What is expected: Please copy each line of the data that includes the string "message".

[Items listed in a dataset]
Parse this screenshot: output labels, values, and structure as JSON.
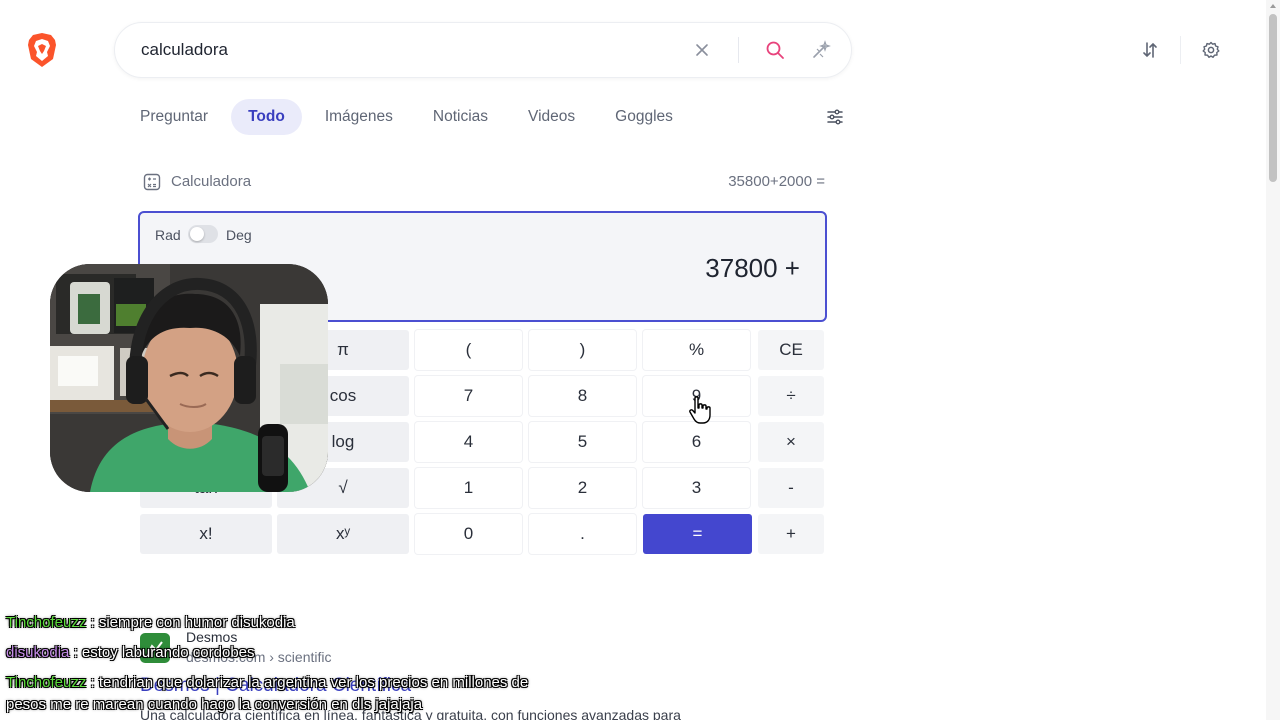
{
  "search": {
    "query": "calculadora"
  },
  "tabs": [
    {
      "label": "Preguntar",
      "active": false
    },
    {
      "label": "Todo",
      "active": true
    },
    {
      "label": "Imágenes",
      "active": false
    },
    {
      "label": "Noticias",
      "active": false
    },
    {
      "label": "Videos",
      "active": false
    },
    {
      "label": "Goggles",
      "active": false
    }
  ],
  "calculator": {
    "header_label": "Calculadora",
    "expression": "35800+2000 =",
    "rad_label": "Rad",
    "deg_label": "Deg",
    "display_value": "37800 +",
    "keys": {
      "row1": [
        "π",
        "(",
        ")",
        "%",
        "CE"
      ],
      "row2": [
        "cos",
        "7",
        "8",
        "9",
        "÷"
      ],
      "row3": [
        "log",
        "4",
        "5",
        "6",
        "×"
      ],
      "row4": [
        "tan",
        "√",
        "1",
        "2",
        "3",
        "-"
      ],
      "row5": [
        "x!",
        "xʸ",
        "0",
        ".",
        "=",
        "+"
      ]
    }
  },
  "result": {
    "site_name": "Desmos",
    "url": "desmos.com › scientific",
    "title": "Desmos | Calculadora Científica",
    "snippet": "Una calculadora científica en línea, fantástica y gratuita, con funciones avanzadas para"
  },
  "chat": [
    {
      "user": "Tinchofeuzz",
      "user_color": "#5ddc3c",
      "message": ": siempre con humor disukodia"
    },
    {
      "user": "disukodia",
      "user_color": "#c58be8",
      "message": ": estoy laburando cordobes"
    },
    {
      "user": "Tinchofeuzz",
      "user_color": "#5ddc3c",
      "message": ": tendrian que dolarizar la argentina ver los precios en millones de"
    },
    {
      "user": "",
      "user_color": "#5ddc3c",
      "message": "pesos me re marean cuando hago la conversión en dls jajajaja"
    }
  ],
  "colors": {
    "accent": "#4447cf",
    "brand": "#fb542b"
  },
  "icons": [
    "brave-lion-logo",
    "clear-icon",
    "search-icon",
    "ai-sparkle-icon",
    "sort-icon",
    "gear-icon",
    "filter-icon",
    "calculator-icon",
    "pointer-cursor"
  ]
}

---

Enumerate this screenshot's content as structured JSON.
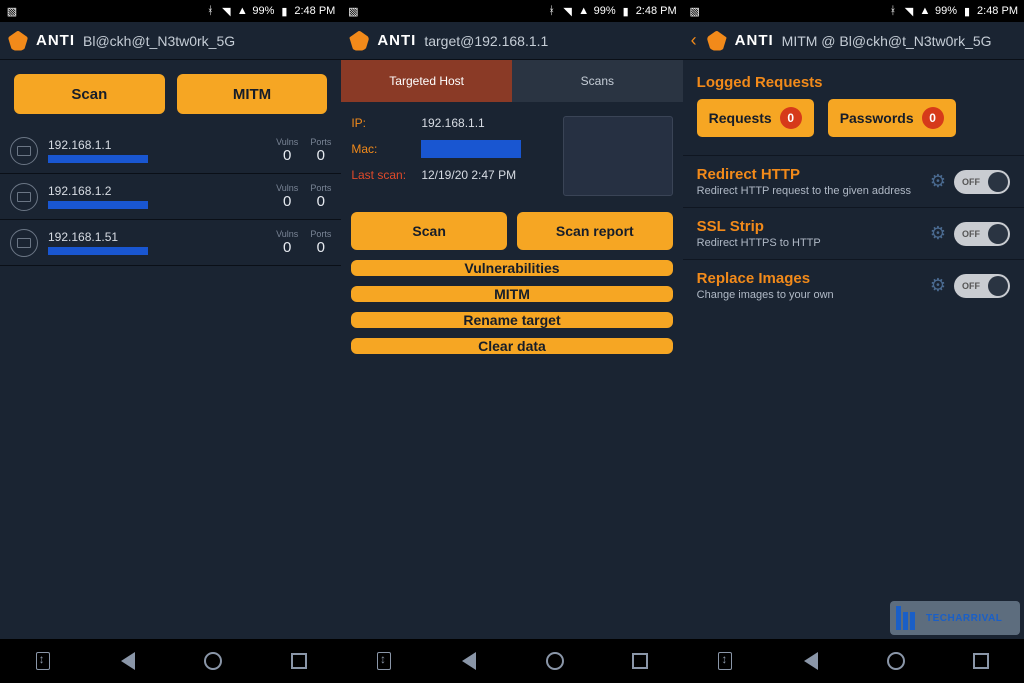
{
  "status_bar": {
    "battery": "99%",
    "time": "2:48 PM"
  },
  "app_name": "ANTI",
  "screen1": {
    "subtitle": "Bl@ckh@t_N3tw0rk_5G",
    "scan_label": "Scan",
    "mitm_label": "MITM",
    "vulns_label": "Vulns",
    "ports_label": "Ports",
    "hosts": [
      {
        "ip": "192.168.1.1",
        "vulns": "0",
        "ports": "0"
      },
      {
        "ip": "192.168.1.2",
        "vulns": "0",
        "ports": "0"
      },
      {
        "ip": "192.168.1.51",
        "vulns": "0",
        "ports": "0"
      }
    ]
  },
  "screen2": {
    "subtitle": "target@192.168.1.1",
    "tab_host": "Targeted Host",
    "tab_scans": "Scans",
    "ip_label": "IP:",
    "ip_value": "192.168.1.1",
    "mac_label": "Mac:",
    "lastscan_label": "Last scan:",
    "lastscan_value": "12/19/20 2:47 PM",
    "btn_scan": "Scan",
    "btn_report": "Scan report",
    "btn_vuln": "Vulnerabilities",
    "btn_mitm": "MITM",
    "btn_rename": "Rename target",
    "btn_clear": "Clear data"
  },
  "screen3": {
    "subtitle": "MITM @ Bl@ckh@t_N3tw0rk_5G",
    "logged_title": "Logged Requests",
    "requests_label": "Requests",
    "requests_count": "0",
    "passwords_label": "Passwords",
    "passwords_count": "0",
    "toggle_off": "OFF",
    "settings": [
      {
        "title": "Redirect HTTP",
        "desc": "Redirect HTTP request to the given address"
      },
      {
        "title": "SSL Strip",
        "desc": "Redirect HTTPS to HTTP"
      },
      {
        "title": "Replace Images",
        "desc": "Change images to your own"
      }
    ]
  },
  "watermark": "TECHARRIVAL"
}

Exercise result:
      "message": ": siempre con humor disukodia"
      "message": ": estoy laburando cordobes"
      "message": ": tendrian que dolarizar la argentina ver los precios en millones de"
      "message": "pesos me re marean cuando hago la conversión en dls jajajaja"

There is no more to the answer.